Tech support will delete your cookies and so will kids. For a play-of-the-day, tie on an apron for Christmas cooking with kids.
At this time of year, many families are making holiday favorites. While some make cookies, others are kneading the dough for cinnamon buns, rolling out pyrogies, decorating Yule logs, wrapping up tamales, cutting out mincemeat and butter tarts, chopping fruit for fruitcakes and Christmas puddings, and lining pans with pastry for tourtière (meat pie). These are only a few of the goodies that happen at this time of year in kitchens all around the world.

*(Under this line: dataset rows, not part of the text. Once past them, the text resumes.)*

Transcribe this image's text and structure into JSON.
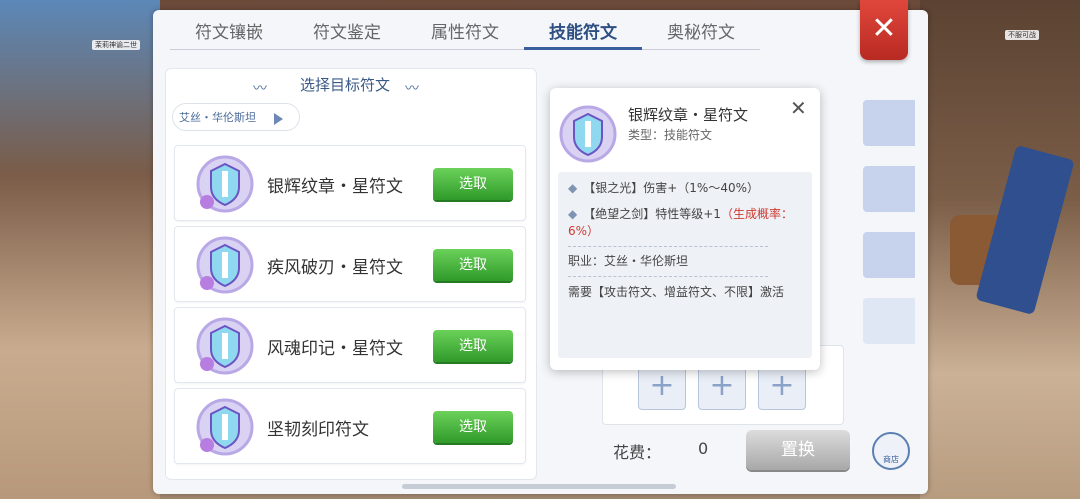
{
  "tabs": [
    "符文镶嵌",
    "符文鉴定",
    "属性符文",
    "技能符文",
    "奥秘符文"
  ],
  "active_tab": 3,
  "close_label": "✕",
  "select_target_title": "选择目标符文",
  "class_filter": "艾丝・华伦斯坦",
  "runes": [
    {
      "name": "银辉纹章・星符文",
      "button": "选取"
    },
    {
      "name": "疾风破刃・星符文",
      "button": "选取"
    },
    {
      "name": "风魂印记・星符文",
      "button": "选取"
    },
    {
      "name": "坚韧刻印符文",
      "button": "选取"
    }
  ],
  "tooltip": {
    "name": "银辉纹章・星符文",
    "type": "类型：技能符文",
    "effect1": "【银之光】伤害+（1%～40%）",
    "effect2_main": "【绝望之剑】特性等级+1",
    "effect2_note": "（生成概率：6%）",
    "job": "职业：艾丝・华伦斯坦",
    "require": "需要【攻击符文、增益符文、不限】激活",
    "close": "✕"
  },
  "slots": [
    "+",
    "+",
    "+"
  ],
  "cost_label": "花费：",
  "cost_value": "0",
  "swap_button": "置换",
  "shop_label": "商店",
  "bg_tags": [
    "茉莉神谕二世",
    "不服可战"
  ],
  "colors": {
    "accent": "#3a5f9f",
    "select_green": "#3aa832",
    "close_red": "#d23a2f"
  }
}
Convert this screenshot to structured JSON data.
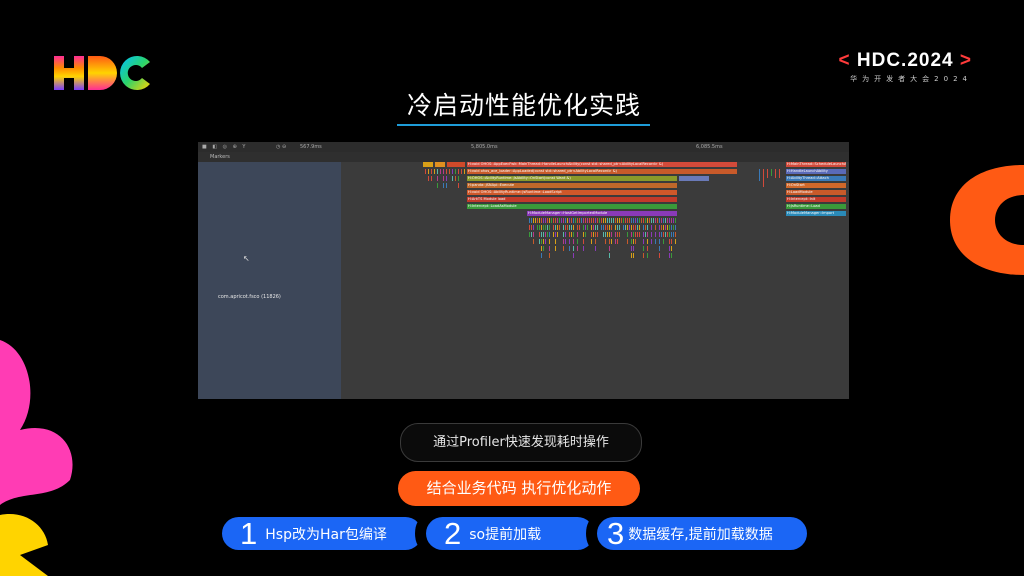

One of my friends and her kids and the grandkids plus assorted friends all get together for their version of gingerbread houses—which are made out of chocolate. Six of her seven grandchildren were there, ranging in age from 2½ to 19. The kids each got to decorate their own gingerbread house to take home. As she says, “You can NEVER have too many gum drops or Jelly Belly’s on the roof right?”
Obviously, this is a well-loved event because it happens year after year and it’s so meaningful for kids in a variety of ways. Feeling included is something we all want. Being part of a group or family gives kids a sense of belonging and increases their resilience and confidence. Kids too enjoy being creative and making something. Satisfaction is a reward for effort.
In addition to the emotional aspects, when cooking with kids, they learn about measuring, sequencing, counting, and following the steps in a recipe. There’s a fair amount of science as kids observe how mixing and heating cause changes. Language is an ingredient with special words and phrases as the cooks explain, ask and answer questions, and talk to each other. Children who cook develop more positive attitudes about food and nutrition as well.
Any Christmas cooking with kids happening at your house?